As published by Fox6 Milwaukee

FOX6’s Jason Calvi got a once-in-a-lifetime opportunity to fly with the Navy’s Blue Angels on Wednesday, July 20 – ahead of the Milwaukee Air & Water Show coming up this weekend.

Calvi flew with Lt. Griffin Stangel – call sign Pushpop – who grew up in Madison.

“It’s absolutely incredible being back in this state,” Lt. Stangel said. “I’m really excited to see everybody. It’s been a couple of years since we’ve been able to get together.”

The pilot showed different Blue Angels’ maneuvers bringing them into what many would see as the danger zone: going vertical straight up into the air like a rocket ship, as well as rolls, loops, and flying upside down. Straps on the ankles, thighs, waist and shoulders keep the crew in their place during these moves.

Calvi also experienced pulling 7.4 Gs. Acceleration and gravity put pressure on the body, and it feels like nearly 1,300 pounds. It can also cause people to black out. Calvi did not, but he admits for a second he started to lose his vision.

In a pre-flight briefing, Navy Blue Angels Crew Chief Jordan Walls taught Calvi how to do the Anti-G Straining Maneuver. It involves tightening the entire body from the feet, calves, thighs, gluteus, abdomen, neck to head while breathing in, holding the breath, and then pushing the air out.

You may have seen this maneuver in “Top Gun: Maverick.” It’s a technique taught to fighter pilots when faced with G-forces. It keeps blood flowing to the brain.

Walls also taught how to eject from the F/A-18 and land with a parachute, just to be safe, although he was confident that wouldn’t be needed.

The Blue Angels gave another ride to a Milwaukee educator, honoring her as a “Key Influencer.” It’s an honor the Blues give to a person who helps “shape attitudes and opinions of youth in their communities. People turn to Key Influencers for advice and information because they have credibility.”

“Flying these deserving candidates, in cooperation with media presence, will promote the Navy and Marine Corps as professional and exciting organizations with which to serve.”

For this visit to Wisconsin, the Blue Angels gave that honor to Kristin Adler of Cristo Rey Jesuit High School Milwaukee.

“It was a little intense, but our training was good,” she said after her flight.

She helps the students with their work-study program and the companies that bring the students in. Each student works five school days a month for a company in the Milwaukee area.

“If you work really hard, and you give back and want to make a difference, that you can do cool stuff like this,” Adler said referencing the Blue Angels.

Things that Stangel’s family will soon see during his Wisconsin homecoming.

He’s served in the Navy for ten years and is now based in Florida. He’s on the road about 300 days a year as a member of the prestigious Blue Angels, where he looks to inspire others to consider the military—and remember those serving.
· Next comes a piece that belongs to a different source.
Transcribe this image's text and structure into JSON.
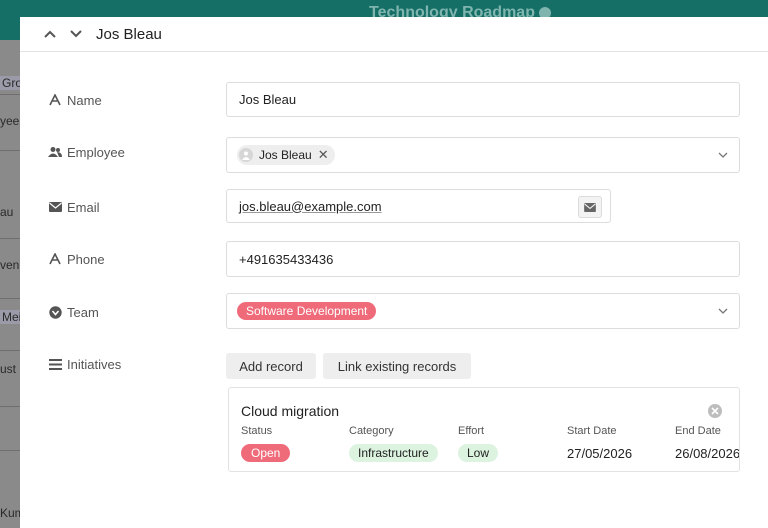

“We’re just out here to showcase the pride and professionalism of the United States Navy and Marine Corps,” Stangel said. “What you see in the show is what the pilots are doing out there on the other side of the world, just a little different capacity. There’s carriers on the other side of the world right now, and I don’t want to forget those sailors and marines.”

Now, he’s bringing that message home.

The Milwaukee Air & Water Show takes place July 23-24. Attendees will see the Blues flying within 18 inches of each other.

Also flying this weekend are some flyers from the U.S. Air Force, and Wisconsin Air National Guard. Among the highlights – the all-new Blue Angels C-130 Hercules “Fat Albert” Demo Team hits Milwaukee for the first time.

For now, look up in the sky, listen, and you may hear and see the Blue Angels practicing in Milwaukee.

If you’re wondering of all the media in Milwaukee, why the one journalist they picked to ride along with the Blue Angels during this visit is FOX6’s political reporter, Jason Calvi, that’s a good question.

His brother is an F-35 air show pilot in the U.S. Navy. He put a good word for his brother with the Milwaukee Air and Water Show coordinator.